Foraging has been around for hundreds of years, with cooks, foodies and the inquisitive venturing out to taste what’s on their doorstep.
Most often associated with the summer months, it’s an activity that can actually be done at any time of the year – you just need to know what you’re looking for.
Andy Waugh, chef owner of Mac and Wild restaurants, who grew up in the north Highlands, is on hand to help us navigate autumn foraging.
“My message about foraging is to focus on seasonality,” he said. “Every area of the UK is different in terms of what’s available to forage.
“I live in London right now, but I grew up in the far north of Scotland, about an hour north of Inverness.
“The seasonality is so different in both those places. I’ll often go down to the south coast and do a bit of foraging. We’ll be four to six weeks ahead on some things here than they are in Scotland.”
Get to know your local food
As different parts of Scotland will experience different climates, weather and harvests, Andy recommends getting to know what your local area has available.
“You can find locality with different species as well,” he continues. “For example, the Highlands, particularly up towards Inverness, are amazing for mushrooms. I think it’s also known as the ‘mushroom capital of the UK’.
“I didn’t appreciate it when I lived there but chanterelles are basically coming out your ears up there.

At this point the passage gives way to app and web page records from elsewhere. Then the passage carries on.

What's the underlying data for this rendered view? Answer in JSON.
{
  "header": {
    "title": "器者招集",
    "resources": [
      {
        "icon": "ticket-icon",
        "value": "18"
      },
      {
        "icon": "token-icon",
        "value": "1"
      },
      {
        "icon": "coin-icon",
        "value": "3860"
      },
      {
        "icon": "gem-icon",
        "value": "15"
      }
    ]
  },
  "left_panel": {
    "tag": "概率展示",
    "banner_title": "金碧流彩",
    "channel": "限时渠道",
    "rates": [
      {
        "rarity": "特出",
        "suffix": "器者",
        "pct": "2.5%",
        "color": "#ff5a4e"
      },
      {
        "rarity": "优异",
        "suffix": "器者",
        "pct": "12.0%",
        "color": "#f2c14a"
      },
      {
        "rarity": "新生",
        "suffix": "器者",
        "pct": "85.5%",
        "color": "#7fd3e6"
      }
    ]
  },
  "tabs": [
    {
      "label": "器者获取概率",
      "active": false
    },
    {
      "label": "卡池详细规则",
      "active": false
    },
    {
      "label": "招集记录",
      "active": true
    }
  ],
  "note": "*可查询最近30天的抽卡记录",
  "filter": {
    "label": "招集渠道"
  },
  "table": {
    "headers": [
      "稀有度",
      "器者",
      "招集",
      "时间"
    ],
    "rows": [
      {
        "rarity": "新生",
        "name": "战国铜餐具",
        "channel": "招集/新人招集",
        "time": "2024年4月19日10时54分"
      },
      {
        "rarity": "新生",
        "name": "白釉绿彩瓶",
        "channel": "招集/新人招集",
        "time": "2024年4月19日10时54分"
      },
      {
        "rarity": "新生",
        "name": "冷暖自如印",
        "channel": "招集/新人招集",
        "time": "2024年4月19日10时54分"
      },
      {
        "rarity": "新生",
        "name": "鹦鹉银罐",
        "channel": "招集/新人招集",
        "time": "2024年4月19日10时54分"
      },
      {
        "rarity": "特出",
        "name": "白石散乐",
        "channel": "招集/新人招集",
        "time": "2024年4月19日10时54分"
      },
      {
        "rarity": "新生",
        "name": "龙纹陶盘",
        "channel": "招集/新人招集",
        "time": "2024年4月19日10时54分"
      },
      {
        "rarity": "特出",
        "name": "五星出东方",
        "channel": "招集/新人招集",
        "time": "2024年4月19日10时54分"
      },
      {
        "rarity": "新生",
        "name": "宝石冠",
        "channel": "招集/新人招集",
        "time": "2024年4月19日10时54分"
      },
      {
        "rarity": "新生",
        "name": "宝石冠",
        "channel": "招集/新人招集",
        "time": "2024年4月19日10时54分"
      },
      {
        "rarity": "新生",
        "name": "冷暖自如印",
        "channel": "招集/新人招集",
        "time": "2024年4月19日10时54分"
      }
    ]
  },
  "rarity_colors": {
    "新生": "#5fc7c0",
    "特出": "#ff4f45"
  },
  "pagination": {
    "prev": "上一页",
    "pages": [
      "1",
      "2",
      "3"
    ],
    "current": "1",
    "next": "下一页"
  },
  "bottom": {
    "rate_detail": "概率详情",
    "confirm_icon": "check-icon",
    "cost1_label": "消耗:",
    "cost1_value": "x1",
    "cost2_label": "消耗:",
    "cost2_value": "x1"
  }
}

“There’s a lot more food available to pick in the summer, but I prefer doing it in the winter as, because there are fewer things available, it means you can really get to know them.

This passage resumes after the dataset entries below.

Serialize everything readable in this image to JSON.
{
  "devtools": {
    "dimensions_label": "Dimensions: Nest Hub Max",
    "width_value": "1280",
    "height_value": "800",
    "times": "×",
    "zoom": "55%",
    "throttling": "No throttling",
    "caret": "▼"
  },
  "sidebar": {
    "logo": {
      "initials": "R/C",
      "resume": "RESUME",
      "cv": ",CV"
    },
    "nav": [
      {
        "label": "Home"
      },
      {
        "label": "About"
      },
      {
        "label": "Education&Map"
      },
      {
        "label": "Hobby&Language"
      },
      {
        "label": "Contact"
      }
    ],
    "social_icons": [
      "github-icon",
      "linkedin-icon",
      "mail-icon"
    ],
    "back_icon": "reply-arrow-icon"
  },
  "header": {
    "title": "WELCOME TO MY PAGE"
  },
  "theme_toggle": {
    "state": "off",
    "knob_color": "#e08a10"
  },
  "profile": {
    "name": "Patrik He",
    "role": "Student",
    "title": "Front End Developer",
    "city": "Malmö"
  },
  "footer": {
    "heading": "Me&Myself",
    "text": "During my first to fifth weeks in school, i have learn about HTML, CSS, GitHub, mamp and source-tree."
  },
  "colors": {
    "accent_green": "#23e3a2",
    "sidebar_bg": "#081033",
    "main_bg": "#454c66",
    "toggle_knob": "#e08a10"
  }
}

“Really get to know what is on your doorstep before you eat it. You get some natural foods that look like an imitation but you’ve got to understand the potential dangers as well.”

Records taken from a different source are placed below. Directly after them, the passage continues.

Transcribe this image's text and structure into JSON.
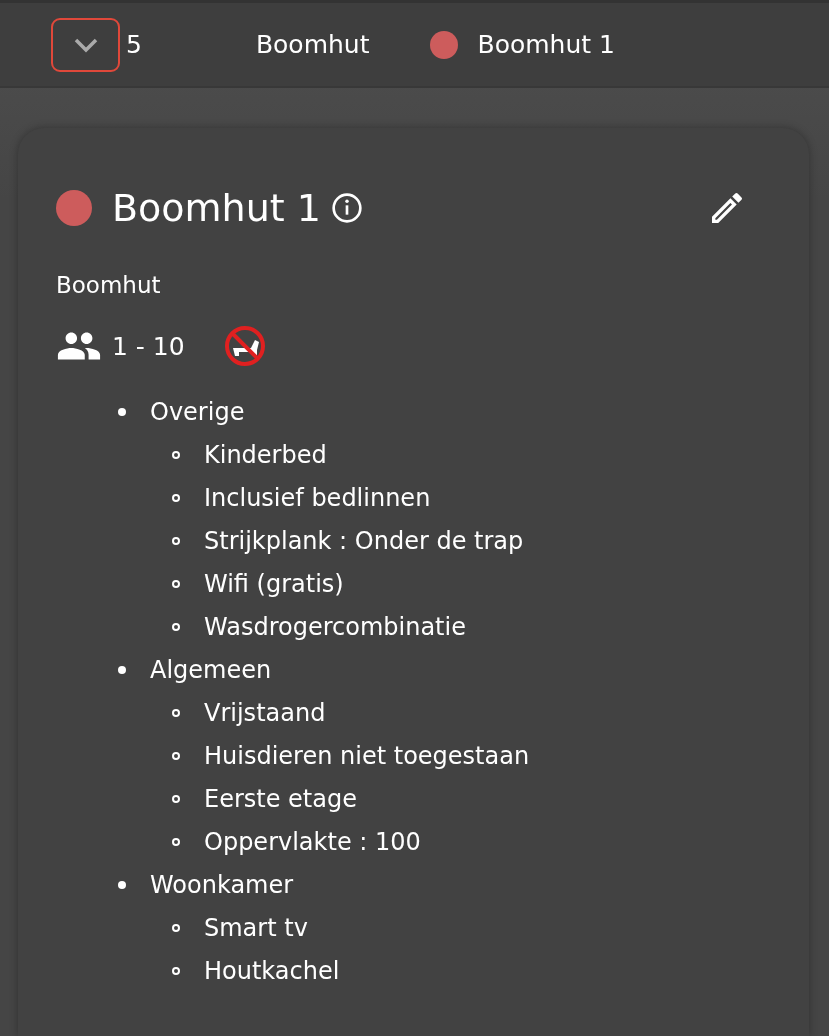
{
  "top_bar": {
    "count": "5",
    "category": "Boomhut",
    "unit": {
      "name": "Boomhut 1",
      "color": "#cd5c5c"
    }
  },
  "card": {
    "title": "Boomhut 1",
    "color": "#cd5c5c",
    "type": "Boomhut",
    "persons": "1 - 10",
    "pets_allowed": false,
    "features": [
      {
        "label": "Overige",
        "children": [
          {
            "label": "Kinderbed"
          },
          {
            "label": "Inclusief bedlinnen"
          },
          {
            "label": "Strijkplank : Onder de trap"
          },
          {
            "label": "Wifi (gratis)"
          },
          {
            "label": "Wasdrogercombinatie"
          }
        ]
      },
      {
        "label": "Algemeen",
        "children": [
          {
            "label": "Vrijstaand"
          },
          {
            "label": "Huisdieren niet toegestaan"
          },
          {
            "label": "Eerste etage"
          },
          {
            "label": "Oppervlakte : 100"
          }
        ]
      },
      {
        "label": "Woonkamer",
        "children": [
          {
            "label": "Smart tv"
          },
          {
            "label": "Houtkachel"
          }
        ]
      }
    ]
  }
}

A lot of different types of food are available for foraging in the autumn, such as mushrooms, rowan berries and some brambles. Andy advises that not all may be what it seems, however, especially when it comes to chaterelle mushrooms.
“Mushrooms are available all year round,” he adds. “For me, the chanterelles are the best kind and they are such an easy one to find. They’re little golden nuggets that are very obvious.
“There is something called a false chanterelle, which has a slight subtle difference in its gills underneath. It won’t make you sick, it just doesn’t taste as good.
“Right now we also have rowan berries. There is a saying we have in the north – wait until the first frost before picking your rowans, but the further south you are the longer you have to wait.
“There are lots of different berries around at this time of year too. You’ve rosehip, hawthorns and sloes, for example. That’s what I’d be picking.
“My motto on life is that fresh is best. If you go out foraging, you can pick it and eat things at their freshest – we’ve all gone out and picked strawberries and raspberries in the summer. There’s nothing more satisfying than eating them fresh.”
Have a go at making something with foraged foods, using Andy’s recipe below.
Lamb PGI chops and foraged salsa verde
Andy says: “Use this recipe to celebrate the seasonality of Scotch Lamb by combining it with the beauty of what’s growing in the wild. For making this dish in autumn, I recommend foraging for fresh brambles, cobnuts and ceps or chanterelles – depending on what you can get your hands on.
“You can find brambles almost anywhere – woods, hedges, heaths and maybe even your own garden if you’re lucky! And you can substitute them for practically any other berry you’re able to find without impacting the flavour of the dish too much.
“The ripest of cobnuts can usually be found in October when hazel tree leaves start to change colour. You’ll know they’re ripe enough to eat if the papery outer covering has started pulling back from the nut.”
- 20 rowan berries
- 30ml water
- 30ml white wine vinegar
- 20g sugar
- 10 Scotch Lamb PGI chops / cutlets, ideally around 2cm thick
- 10 brambles (substitute with shop-bought blackcurrants or any other berry if needed)
- 1 large bunch parsley, roughly chopped
- 1 small bunch basil, roughly chopped
- 1 small bunch coriander, roughly chopped
- 1 handful cobnuts (substitute with shop bought hazelnuts), roasted and roughly chopped
- 1 tbsp capers, bashed or chopped
- 1 tbsp cornichon, finely diced
- 1 clove garlic, roughly chopped (or use pickled wild garlic)
- Juice from half a lemon
- 250ml rapeseed oil
- Add the rowan berries, water, white wine vinegar and sugar to a sauce pan and bring to the boil. Reduce until 90% of the liquid has disappeared and you get a jam-like substance.
- Keep the lamb to one side and mix all of the ingredients, including the rowan jam, together in a bowl. Keep adding oil until you have a very loose mixture.
- Bash the mixture around a little so the ingredients explode and the flavours get to know each other.
- Drizzle the lamb with a little veg oil and massage with a good helping of fine sea salt or table salt.
- Crank the heat up and sear the meat on both sides – depending on the thickness you might need to sear for longer but they should only need 1-2mins on each side.
- Cover and leave the meat to rest for 5-10 minutes whilst you get everything prepared.
- Place the cutlets on a big dish and drizzle the wild salsa over the top.
- You can leave some more sauce in a dipping bowl for everyone to help themselves.